▶ **WHAT YOU HAVE TO DO**
Return the records below exactly as they are written.
((
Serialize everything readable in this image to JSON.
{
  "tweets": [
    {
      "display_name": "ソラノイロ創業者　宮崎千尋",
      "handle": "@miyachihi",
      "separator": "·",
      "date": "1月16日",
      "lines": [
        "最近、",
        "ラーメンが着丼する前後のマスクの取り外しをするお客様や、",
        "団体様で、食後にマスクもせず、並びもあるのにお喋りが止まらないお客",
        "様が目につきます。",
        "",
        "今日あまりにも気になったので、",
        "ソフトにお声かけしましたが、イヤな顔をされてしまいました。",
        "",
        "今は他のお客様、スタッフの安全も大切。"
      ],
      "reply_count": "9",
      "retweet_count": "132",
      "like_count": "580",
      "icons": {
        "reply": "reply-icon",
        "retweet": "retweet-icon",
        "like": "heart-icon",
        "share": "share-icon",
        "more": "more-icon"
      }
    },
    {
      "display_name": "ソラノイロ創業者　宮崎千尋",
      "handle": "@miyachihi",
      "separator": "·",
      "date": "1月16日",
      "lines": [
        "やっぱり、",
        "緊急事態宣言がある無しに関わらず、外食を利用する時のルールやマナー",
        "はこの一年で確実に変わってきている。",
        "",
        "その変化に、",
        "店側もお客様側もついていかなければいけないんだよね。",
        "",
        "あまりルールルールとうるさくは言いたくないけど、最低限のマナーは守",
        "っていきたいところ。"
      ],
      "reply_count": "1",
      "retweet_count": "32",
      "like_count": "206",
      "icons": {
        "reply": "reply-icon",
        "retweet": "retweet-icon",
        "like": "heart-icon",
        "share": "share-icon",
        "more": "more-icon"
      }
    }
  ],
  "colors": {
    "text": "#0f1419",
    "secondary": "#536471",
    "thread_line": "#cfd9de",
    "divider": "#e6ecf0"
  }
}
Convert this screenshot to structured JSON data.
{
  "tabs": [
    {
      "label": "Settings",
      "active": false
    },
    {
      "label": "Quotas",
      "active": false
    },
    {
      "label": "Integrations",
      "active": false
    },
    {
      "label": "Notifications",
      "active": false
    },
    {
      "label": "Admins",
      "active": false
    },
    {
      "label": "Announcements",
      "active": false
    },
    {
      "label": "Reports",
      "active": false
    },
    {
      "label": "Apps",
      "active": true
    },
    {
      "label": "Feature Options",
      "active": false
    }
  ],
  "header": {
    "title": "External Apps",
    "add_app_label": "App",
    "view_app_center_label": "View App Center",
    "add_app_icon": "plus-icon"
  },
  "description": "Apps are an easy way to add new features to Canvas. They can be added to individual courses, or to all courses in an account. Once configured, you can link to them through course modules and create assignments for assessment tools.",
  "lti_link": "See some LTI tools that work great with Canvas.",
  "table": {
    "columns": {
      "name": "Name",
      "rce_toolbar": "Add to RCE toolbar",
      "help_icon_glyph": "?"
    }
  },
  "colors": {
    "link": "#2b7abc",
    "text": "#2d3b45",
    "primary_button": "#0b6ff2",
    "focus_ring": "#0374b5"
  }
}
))
▶ **FINAL ANSWER**
Serialize everything readable in this image to JSON.
{
  "tweets": [
    {
      "display_name": "ソラノイロ創業者　宮崎千尋",
      "handle": "@miyachihi",
      "separator": "·",
      "date": "1月16日",
      "lines": [
        "最近、",
        "ラーメンが着丼する前後のマスクの取り外しをするお客様や、",
        "団体様で、食後にマスクもせず、並びもあるのにお喋りが止まらないお客",
        "様が目につきます。",
        "",
        "今日あまりにも気になったので、",
        "ソフトにお声かけしましたが、イヤな顔をされてしまいました。",
        "",
        "今は他のお客様、スタッフの安全も大切。"
      ],
      "reply_count": "9",
      "retweet_count": "132",
      "like_count": "580",
      "icons": {
        "reply": "reply-icon",
        "retweet": "retweet-icon",
        "like": "heart-icon",
        "share": "share-icon",
        "more": "more-icon"
      }
    },
    {
      "display_name": "ソラノイロ創業者　宮崎千尋",
      "handle": "@miyachihi",
      "separator": "·",
      "date": "1月16日",
      "lines": [
        "やっぱり、",
        "緊急事態宣言がある無しに関わらず、外食を利用する時のルールやマナー",
        "はこの一年で確実に変わってきている。",
        "",
        "その変化に、",
        "店側もお客様側もついていかなければいけないんだよね。",
        "",
        "あまりルールルールとうるさくは言いたくないけど、最低限のマナーは守",
        "っていきたいところ。"
      ],
      "reply_count": "1",
      "retweet_count": "32",
      "like_count": "206",
      "icons": {
        "reply": "reply-icon",
        "retweet": "retweet-icon",
        "like": "heart-icon",
        "share": "share-icon",
        "more": "more-icon"
      }
    }
  ],
  "colors": {
    "text": "#0f1419",
    "secondary": "#536471",
    "thread_line": "#cfd9de",
    "divider": "#e6ecf0"
  }
}
Convert this screenshot to structured JSON data.
{
  "tabs": [
    {
      "label": "Settings",
      "active": false
    },
    {
      "label": "Quotas",
      "active": false
    },
    {
      "label": "Integrations",
      "active": false
    },
    {
      "label": "Notifications",
      "active": false
    },
    {
      "label": "Admins",
      "active": false
    },
    {
      "label": "Announcements",
      "active": false
    },
    {
      "label": "Reports",
      "active": false
    },
    {
      "label": "Apps",
      "active": true
    },
    {
      "label": "Feature Options",
      "active": false
    }
  ],
  "header": {
    "title": "External Apps",
    "add_app_label": "App",
    "view_app_center_label": "View App Center",
    "add_app_icon": "plus-icon"
  },
  "description": "Apps are an easy way to add new features to Canvas. They can be added to individual courses, or to all courses in an account. Once configured, you can link to them through course modules and create assignments for assessment tools.",
  "lti_link": "See some LTI tools that work great with Canvas.",
  "table": {
    "columns": {
      "name": "Name",
      "rce_toolbar": "Add to RCE toolbar",
      "help_icon_glyph": "?"
    }
  },
  "colors": {
    "link": "#2b7abc",
    "text": "#2d3b45",
    "primary_button": "#0b6ff2",
    "focus_ring": "#0374b5"
  }
}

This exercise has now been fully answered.